• **REQUIRED WORK**: Print the records below exactly, omitting all pictures.

——————

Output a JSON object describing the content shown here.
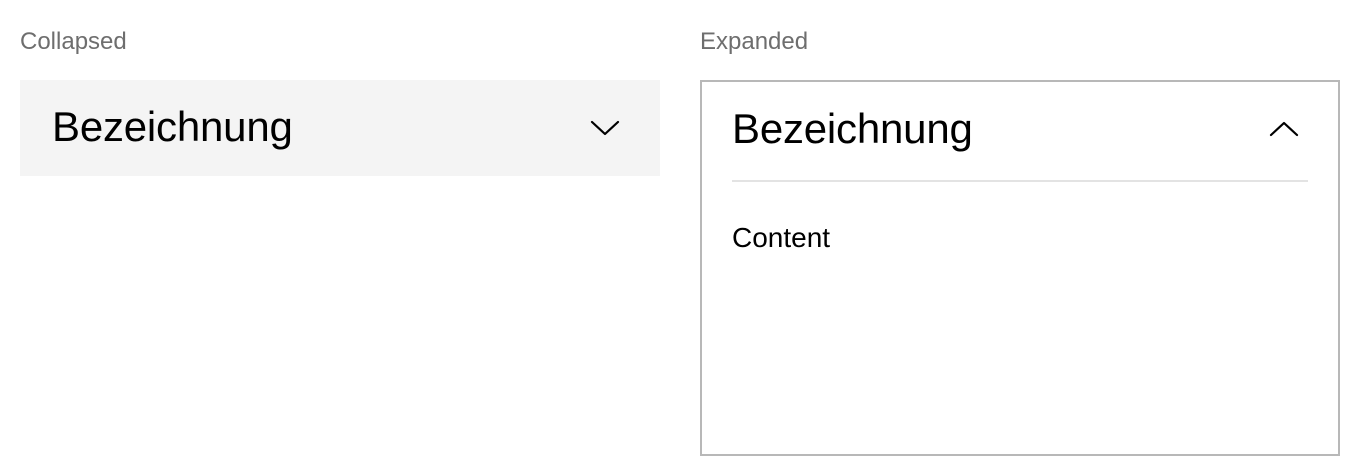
{
  "labels": {
    "collapsed": "Collapsed",
    "expanded": "Expanded"
  },
  "accordion_collapsed": {
    "title": "Bezeichnung",
    "state": "collapsed",
    "icon": "chevron-down-icon",
    "background": "#f4f4f4"
  },
  "accordion_expanded": {
    "title": "Bezeichnung",
    "state": "expanded",
    "icon": "chevron-up-icon",
    "content": "Content",
    "border_color": "#b8b8b8"
  }
}
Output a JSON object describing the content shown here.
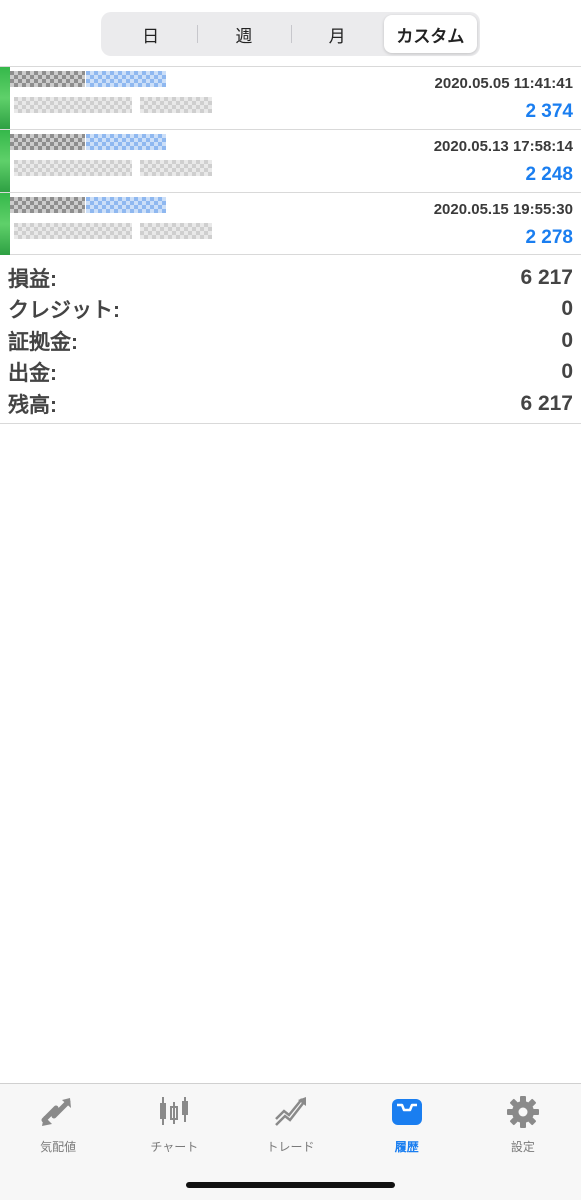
{
  "period_selector": {
    "options": [
      "日",
      "週",
      "月",
      "カスタム"
    ],
    "selected": "カスタム"
  },
  "deals": [
    {
      "time": "2020.05.05 11:41:41",
      "profit": "2 374"
    },
    {
      "time": "2020.05.13 17:58:14",
      "profit": "2 248"
    },
    {
      "time": "2020.05.15 19:55:30",
      "profit": "2 278"
    }
  ],
  "summary": [
    {
      "label": "損益:",
      "value": "6 217"
    },
    {
      "label": "クレジット:",
      "value": "0"
    },
    {
      "label": "証拠金:",
      "value": "0"
    },
    {
      "label": "出金:",
      "value": "0"
    },
    {
      "label": "残高:",
      "value": "6 217"
    }
  ],
  "tabbar": {
    "items": [
      {
        "label": "気配値",
        "icon": "quotes-icon"
      },
      {
        "label": "チャート",
        "icon": "chart-icon"
      },
      {
        "label": "トレード",
        "icon": "trade-icon"
      },
      {
        "label": "履歴",
        "icon": "history-icon"
      },
      {
        "label": "設定",
        "icon": "settings-icon"
      }
    ],
    "active": "履歴"
  },
  "colors": {
    "accent": "#1a7ef0",
    "profit_text": "#1a7ef0",
    "strip_green": "#35b84a"
  }
}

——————

• **ANSWER FOR THIS EXERCISE**:
Output a JSON object describing the content shown here.
{
  "labels": {
    "collapsed": "Collapsed",
    "expanded": "Expanded"
  },
  "accordion_collapsed": {
    "title": "Bezeichnung",
    "state": "collapsed",
    "icon": "chevron-down-icon",
    "background": "#f4f4f4"
  },
  "accordion_expanded": {
    "title": "Bezeichnung",
    "state": "expanded",
    "icon": "chevron-up-icon",
    "content": "Content",
    "border_color": "#b8b8b8"
  }
}
Output a JSON object describing the content shown here.
{
  "period_selector": {
    "options": [
      "日",
      "週",
      "月",
      "カスタム"
    ],
    "selected": "カスタム"
  },
  "deals": [
    {
      "time": "2020.05.05 11:41:41",
      "profit": "2 374"
    },
    {
      "time": "2020.05.13 17:58:14",
      "profit": "2 248"
    },
    {
      "time": "2020.05.15 19:55:30",
      "profit": "2 278"
    }
  ],
  "summary": [
    {
      "label": "損益:",
      "value": "6 217"
    },
    {
      "label": "クレジット:",
      "value": "0"
    },
    {
      "label": "証拠金:",
      "value": "0"
    },
    {
      "label": "出金:",
      "value": "0"
    },
    {
      "label": "残高:",
      "value": "6 217"
    }
  ],
  "tabbar": {
    "items": [
      {
        "label": "気配値",
        "icon": "quotes-icon"
      },
      {
        "label": "チャート",
        "icon": "chart-icon"
      },
      {
        "label": "トレード",
        "icon": "trade-icon"
      },
      {
        "label": "履歴",
        "icon": "history-icon"
      },
      {
        "label": "設定",
        "icon": "settings-icon"
      }
    ],
    "active": "履歴"
  },
  "colors": {
    "accent": "#1a7ef0",
    "profit_text": "#1a7ef0",
    "strip_green": "#35b84a"
  }
}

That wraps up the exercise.